The data:
########

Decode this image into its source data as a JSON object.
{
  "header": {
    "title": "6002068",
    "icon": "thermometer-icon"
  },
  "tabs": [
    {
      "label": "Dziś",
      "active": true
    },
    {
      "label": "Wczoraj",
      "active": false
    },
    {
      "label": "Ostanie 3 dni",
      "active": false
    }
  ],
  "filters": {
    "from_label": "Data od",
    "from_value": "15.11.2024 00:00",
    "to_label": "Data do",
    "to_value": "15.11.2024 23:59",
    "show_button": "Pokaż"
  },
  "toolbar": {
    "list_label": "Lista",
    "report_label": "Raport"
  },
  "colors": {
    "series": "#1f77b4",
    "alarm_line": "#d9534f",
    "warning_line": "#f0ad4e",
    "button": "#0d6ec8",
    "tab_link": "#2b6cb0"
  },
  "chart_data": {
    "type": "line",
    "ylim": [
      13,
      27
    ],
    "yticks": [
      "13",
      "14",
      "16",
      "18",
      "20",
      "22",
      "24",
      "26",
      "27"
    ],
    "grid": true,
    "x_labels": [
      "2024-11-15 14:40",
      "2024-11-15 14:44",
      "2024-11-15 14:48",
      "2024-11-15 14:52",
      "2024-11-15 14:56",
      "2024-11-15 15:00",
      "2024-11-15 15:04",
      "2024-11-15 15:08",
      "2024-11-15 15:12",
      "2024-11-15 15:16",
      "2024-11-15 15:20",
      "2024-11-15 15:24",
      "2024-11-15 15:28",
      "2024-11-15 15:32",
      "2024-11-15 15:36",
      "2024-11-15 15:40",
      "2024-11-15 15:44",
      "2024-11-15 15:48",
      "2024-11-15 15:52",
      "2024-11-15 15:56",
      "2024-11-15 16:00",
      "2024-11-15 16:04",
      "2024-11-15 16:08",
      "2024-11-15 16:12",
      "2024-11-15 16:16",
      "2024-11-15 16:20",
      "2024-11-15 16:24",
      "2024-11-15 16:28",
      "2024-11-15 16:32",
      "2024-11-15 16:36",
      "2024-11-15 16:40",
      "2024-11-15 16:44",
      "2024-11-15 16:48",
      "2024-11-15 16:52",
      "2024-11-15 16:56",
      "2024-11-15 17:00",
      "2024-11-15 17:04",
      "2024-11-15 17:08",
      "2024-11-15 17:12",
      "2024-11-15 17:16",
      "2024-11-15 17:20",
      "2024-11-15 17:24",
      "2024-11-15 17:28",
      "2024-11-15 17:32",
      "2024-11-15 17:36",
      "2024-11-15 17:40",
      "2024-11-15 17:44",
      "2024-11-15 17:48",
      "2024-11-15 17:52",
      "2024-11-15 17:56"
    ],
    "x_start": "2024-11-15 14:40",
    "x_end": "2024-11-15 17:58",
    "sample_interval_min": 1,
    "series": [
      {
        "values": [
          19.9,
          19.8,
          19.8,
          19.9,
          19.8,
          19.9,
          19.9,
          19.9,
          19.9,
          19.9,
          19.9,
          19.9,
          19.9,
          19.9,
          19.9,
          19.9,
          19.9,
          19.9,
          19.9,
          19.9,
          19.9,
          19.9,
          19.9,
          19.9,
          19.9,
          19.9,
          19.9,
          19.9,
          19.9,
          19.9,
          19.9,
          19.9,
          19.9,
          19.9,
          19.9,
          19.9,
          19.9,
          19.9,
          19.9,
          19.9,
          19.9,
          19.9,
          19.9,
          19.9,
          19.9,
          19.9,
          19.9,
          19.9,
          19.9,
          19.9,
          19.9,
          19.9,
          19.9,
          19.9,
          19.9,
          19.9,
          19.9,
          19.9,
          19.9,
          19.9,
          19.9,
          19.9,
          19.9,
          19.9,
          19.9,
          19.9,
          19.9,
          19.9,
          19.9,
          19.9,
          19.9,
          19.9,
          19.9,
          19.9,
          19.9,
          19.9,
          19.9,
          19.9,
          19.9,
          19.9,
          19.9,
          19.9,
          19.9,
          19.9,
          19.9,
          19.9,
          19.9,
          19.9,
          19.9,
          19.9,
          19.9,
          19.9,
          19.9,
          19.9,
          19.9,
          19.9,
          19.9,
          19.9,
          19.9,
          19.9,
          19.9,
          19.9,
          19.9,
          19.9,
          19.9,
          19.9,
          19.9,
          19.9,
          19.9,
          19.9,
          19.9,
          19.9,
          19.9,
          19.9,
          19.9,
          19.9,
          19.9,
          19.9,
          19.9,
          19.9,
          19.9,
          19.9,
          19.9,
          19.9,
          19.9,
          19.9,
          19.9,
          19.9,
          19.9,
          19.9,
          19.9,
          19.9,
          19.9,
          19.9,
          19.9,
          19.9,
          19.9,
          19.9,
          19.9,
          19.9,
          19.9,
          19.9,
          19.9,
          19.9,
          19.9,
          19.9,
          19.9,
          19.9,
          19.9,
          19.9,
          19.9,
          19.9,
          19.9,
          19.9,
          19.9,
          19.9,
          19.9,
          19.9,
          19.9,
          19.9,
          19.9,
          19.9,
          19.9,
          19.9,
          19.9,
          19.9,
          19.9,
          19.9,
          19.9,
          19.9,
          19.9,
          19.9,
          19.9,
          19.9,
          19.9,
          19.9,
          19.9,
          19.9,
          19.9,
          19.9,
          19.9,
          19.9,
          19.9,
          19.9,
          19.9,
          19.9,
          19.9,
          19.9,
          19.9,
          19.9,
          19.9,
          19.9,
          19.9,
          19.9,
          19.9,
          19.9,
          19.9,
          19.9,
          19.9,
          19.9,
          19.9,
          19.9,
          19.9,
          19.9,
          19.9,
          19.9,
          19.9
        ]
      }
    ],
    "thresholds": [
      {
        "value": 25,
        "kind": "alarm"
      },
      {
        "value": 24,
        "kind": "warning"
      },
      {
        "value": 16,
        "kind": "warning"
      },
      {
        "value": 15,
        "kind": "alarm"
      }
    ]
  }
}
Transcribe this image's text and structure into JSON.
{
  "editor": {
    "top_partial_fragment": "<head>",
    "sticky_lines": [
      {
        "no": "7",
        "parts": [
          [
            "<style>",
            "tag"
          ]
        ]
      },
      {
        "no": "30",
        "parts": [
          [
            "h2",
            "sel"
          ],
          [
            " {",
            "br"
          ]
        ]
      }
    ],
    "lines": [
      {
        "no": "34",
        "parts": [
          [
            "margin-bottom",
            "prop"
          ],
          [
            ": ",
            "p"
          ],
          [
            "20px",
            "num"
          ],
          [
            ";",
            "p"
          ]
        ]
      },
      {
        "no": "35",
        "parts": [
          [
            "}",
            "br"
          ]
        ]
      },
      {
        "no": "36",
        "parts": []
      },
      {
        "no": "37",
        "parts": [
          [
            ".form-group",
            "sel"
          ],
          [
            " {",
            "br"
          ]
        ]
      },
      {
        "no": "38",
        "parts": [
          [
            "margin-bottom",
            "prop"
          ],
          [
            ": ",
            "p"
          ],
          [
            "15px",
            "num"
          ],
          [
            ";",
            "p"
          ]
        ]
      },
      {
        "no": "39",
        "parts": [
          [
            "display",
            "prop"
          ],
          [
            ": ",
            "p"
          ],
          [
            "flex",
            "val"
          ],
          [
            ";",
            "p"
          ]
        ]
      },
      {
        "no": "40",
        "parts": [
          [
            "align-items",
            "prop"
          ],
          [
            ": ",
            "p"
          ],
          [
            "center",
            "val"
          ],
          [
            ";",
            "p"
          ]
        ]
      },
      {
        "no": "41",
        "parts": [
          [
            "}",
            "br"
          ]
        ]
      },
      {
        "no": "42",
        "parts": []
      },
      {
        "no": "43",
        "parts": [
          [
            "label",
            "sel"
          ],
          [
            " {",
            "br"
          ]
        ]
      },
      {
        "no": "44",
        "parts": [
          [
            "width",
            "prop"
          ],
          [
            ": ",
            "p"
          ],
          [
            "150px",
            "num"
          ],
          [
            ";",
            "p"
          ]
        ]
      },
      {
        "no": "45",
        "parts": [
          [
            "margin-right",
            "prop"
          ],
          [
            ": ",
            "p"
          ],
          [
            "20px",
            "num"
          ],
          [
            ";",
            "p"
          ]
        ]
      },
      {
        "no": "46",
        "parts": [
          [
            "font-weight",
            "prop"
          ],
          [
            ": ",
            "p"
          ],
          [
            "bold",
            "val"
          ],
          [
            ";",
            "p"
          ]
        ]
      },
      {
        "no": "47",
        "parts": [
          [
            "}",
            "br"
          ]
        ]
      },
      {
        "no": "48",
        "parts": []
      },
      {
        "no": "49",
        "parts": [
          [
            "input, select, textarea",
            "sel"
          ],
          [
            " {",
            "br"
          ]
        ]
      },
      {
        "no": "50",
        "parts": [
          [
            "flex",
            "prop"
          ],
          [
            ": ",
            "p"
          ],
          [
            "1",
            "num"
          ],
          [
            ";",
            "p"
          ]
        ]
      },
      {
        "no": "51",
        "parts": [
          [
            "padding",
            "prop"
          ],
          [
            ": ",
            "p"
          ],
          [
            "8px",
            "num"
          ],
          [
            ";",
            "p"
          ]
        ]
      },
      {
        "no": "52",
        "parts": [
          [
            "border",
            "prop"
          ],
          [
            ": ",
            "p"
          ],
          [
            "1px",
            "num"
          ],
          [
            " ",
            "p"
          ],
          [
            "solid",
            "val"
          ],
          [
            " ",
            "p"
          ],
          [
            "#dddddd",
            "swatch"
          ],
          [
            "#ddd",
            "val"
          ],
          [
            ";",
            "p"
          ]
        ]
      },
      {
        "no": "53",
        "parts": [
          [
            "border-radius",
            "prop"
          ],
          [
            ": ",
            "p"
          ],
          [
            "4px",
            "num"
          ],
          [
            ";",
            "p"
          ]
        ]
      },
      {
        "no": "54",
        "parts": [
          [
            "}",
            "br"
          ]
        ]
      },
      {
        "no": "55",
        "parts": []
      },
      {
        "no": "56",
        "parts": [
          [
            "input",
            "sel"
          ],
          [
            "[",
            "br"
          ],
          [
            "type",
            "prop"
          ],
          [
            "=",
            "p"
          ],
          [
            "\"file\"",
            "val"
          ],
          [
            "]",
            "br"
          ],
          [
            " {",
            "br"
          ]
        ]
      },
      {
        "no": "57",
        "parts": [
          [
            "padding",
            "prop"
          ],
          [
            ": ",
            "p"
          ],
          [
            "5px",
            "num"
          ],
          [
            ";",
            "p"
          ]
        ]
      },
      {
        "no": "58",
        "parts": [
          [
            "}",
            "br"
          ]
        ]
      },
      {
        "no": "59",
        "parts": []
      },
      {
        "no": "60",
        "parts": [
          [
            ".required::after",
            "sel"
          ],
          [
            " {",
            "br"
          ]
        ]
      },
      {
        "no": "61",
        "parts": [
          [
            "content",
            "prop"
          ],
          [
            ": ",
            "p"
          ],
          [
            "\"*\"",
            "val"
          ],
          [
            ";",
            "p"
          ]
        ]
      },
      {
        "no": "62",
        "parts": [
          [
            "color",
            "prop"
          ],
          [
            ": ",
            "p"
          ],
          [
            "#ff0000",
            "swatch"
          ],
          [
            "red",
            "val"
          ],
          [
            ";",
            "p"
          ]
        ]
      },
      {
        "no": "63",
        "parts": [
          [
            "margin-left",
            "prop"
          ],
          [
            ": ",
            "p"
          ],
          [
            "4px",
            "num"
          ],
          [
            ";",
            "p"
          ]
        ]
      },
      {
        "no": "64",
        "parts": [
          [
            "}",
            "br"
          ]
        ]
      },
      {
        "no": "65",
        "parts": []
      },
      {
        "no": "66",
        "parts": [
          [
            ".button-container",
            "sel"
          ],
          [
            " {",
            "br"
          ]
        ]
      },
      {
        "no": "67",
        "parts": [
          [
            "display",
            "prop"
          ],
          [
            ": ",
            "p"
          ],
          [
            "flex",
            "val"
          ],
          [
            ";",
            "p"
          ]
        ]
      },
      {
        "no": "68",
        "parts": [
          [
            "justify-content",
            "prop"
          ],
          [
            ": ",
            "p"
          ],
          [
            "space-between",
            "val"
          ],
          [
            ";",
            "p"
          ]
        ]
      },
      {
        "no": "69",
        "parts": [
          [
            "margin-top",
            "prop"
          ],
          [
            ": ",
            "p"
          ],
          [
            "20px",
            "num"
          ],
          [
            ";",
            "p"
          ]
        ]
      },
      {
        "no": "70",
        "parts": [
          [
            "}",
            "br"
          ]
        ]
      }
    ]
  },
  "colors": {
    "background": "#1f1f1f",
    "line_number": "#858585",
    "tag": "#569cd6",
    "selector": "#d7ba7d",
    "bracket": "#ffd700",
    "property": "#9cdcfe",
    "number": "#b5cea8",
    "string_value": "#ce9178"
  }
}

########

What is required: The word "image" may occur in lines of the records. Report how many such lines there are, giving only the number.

Exercise result: 2